To determine PfPuf2 expression and subcellular locations during gametocytogenesis, GFP signal in a parasite clone with GFP-tagged PfPuf2 was observed under a fluorescence microscope using a previously described procedure (Tonkin et al., 2006). An immunofluorescence assay (IFA) was performed using antibodies against Pfs230 to label all gametocytes, and parasite nuclei were counterstained with Hoechst 33342. Images were merged using Adobe Photoshop. To determine the total male and female gametocytemias, monoclonal antibody against α-tubulin II was used to detect males, and rabbit antibodies against Pfs230 were used to detect the entire gametocyte population.
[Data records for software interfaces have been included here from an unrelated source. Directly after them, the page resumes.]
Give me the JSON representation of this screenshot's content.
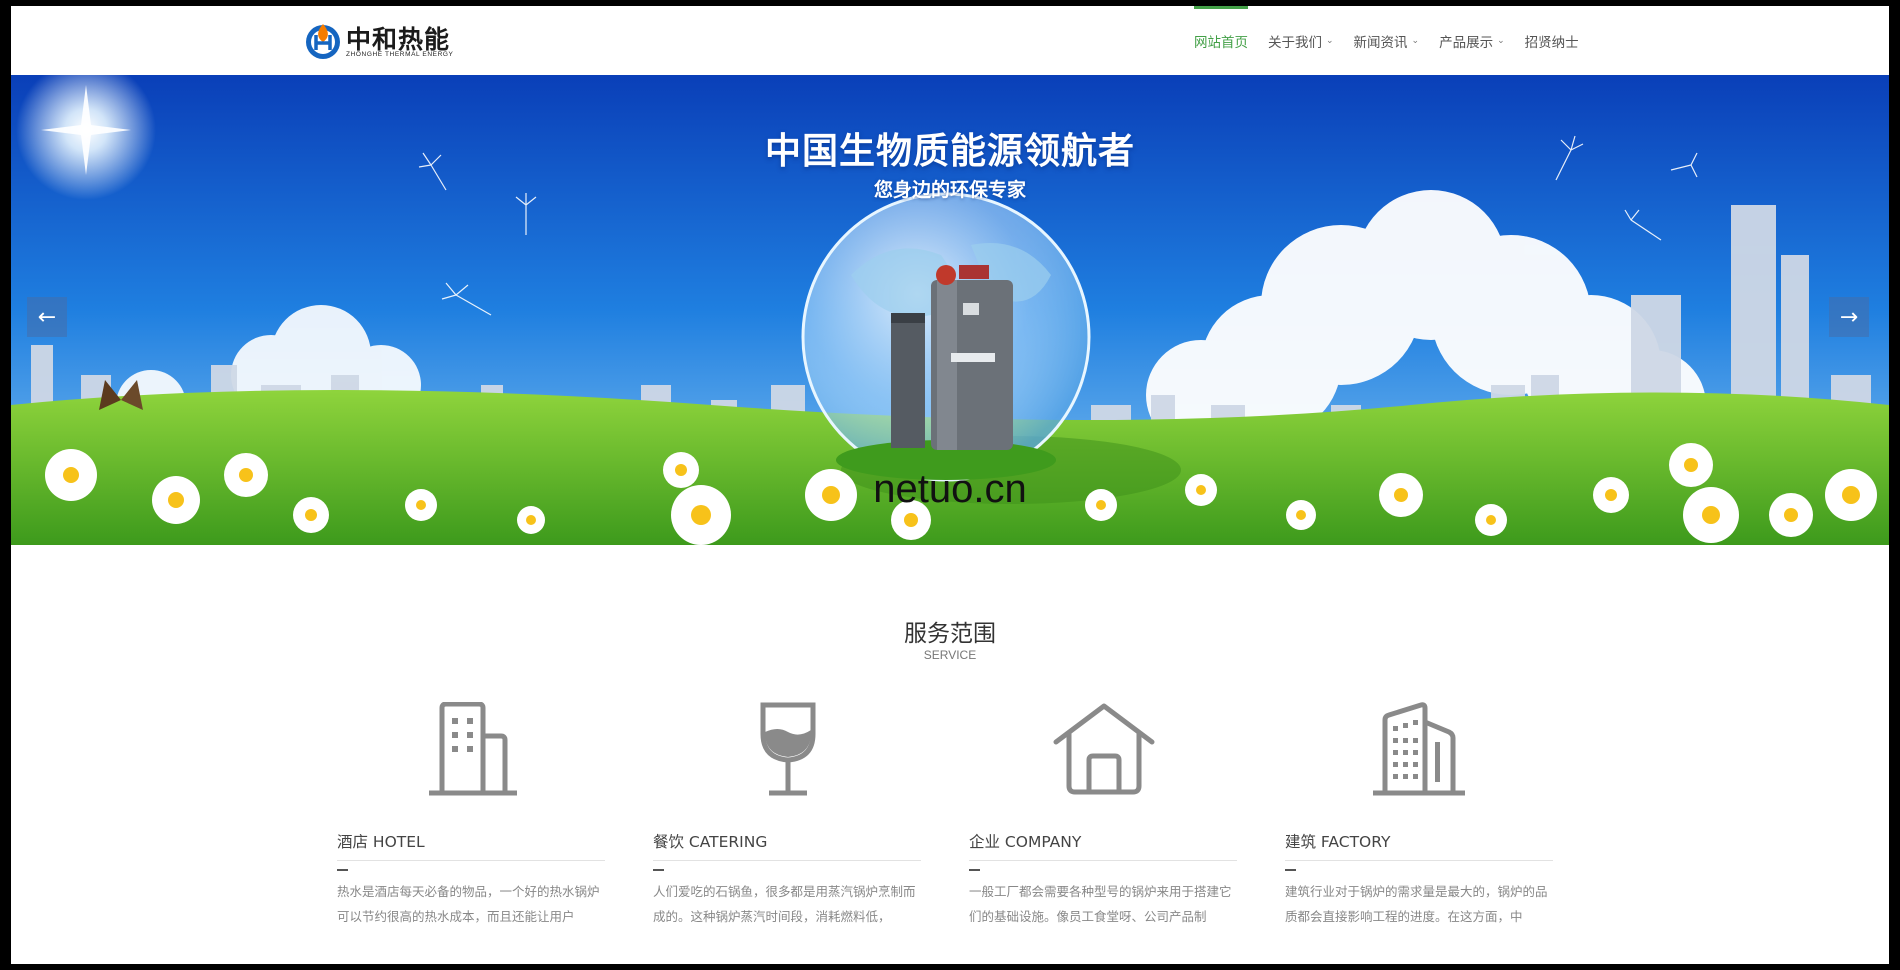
{
  "logo": {
    "name": "中和热能",
    "sub": "ZHONGHE THERMAL ENERGY"
  },
  "nav": {
    "items": [
      {
        "label": "网站首页",
        "active": true,
        "dropdown": false
      },
      {
        "label": "关于我们",
        "active": false,
        "dropdown": true
      },
      {
        "label": "新闻资讯",
        "active": false,
        "dropdown": true
      },
      {
        "label": "产品展示",
        "active": false,
        "dropdown": true
      },
      {
        "label": "招贤纳士",
        "active": false,
        "dropdown": false
      }
    ]
  },
  "banner": {
    "title": "中国生物质能源领航者",
    "subtitle": "您身边的环保专家",
    "watermark": "netuo.cn",
    "prev_icon": "←",
    "next_icon": "→"
  },
  "service": {
    "title": "服务范围",
    "subtitle": "SERVICE",
    "items": [
      {
        "icon": "hotel-building-icon",
        "title": "酒店 HOTEL",
        "desc": "热水是酒店每天必备的物品，一个好的热水锅炉可以节约很高的热水成本，而且还能让用户"
      },
      {
        "icon": "wine-glass-icon",
        "title": "餐饮 CATERING",
        "desc": "人们爱吃的石锅鱼，很多都是用蒸汽锅炉烹制而成的。这种锅炉蒸汽时间段，消耗燃料低，"
      },
      {
        "icon": "house-icon",
        "title": "企业 COMPANY",
        "desc": "一般工厂都会需要各种型号的锅炉来用于搭建它们的基础设施。像员工食堂呀、公司产品制"
      },
      {
        "icon": "factory-building-icon",
        "title": "建筑 FACTORY",
        "desc": "建筑行业对于锅炉的需求量是最大的，锅炉的品质都会直接影响工程的进度。在这方面，中"
      }
    ]
  },
  "colors": {
    "accent": "#43a047",
    "sky_top": "#0a3fb8",
    "grass": "#5cb82c",
    "icon_gray": "#8a8a8a"
  }
}
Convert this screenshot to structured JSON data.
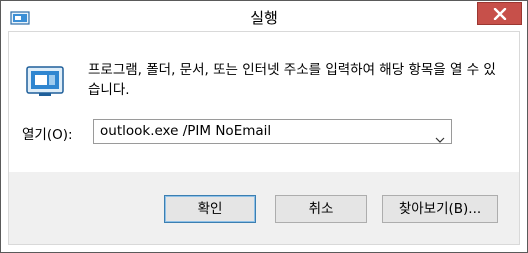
{
  "window": {
    "title": "실행"
  },
  "icons": {
    "app": "run-icon",
    "close": "close-icon",
    "dropdown": "chevron-down-icon"
  },
  "description": "프로그램, 폴더, 문서, 또는 인터넷 주소를 입력하여 해당 항목을 열 수 있습니다.",
  "open_label": "열기(O):",
  "combo": {
    "value": "outlook.exe /PIM NoEmail"
  },
  "buttons": {
    "ok": "확인",
    "cancel": "취소",
    "browse": "찾아보기(B)..."
  },
  "colors": {
    "close": "#c7504a",
    "footer": "#f0f0f0",
    "ok_border": "#3c7fb1"
  }
}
At least 500 total gametocytes were counted to obtain the sex ratios.
The data were analyzed using Minitab 13.0 and SAS 8.0. The data were transformed to satisfy normal distribution when needed. For parasitemias and gametocytemias, data were analyzed by a two-way ANOVA and the interaction term (day by treatment) was included, followed by Tukey's pairwise comparison or Bonferroni simultaneous tests. For comparison of the gametocytogenesis rate between parasites transfected with pCC4-GFP vector and the PfPuf2 expression plasmid (pCC4-Puf2/Puf2 and pCC4-Hsp86/Puf2), Tukey's pairwise comparison and t-test were performed with Bonferroni corrections to ensure that the family error rate was corrected to α=0.0045 for each individual test. For comparison of male:female gametocyte ratios, relative expression levels of different genes by RT-PCR at each time point, and male gametocyte exflagellation center counts, one-way ANOVA and t-test were performed with Bonferroni corrections.
This work was partially supported by grant R01 AI064553 from National Institute of Allergy and Infectious Diseases, National Institutes of Health. Deposited in PMC for release after 12 months.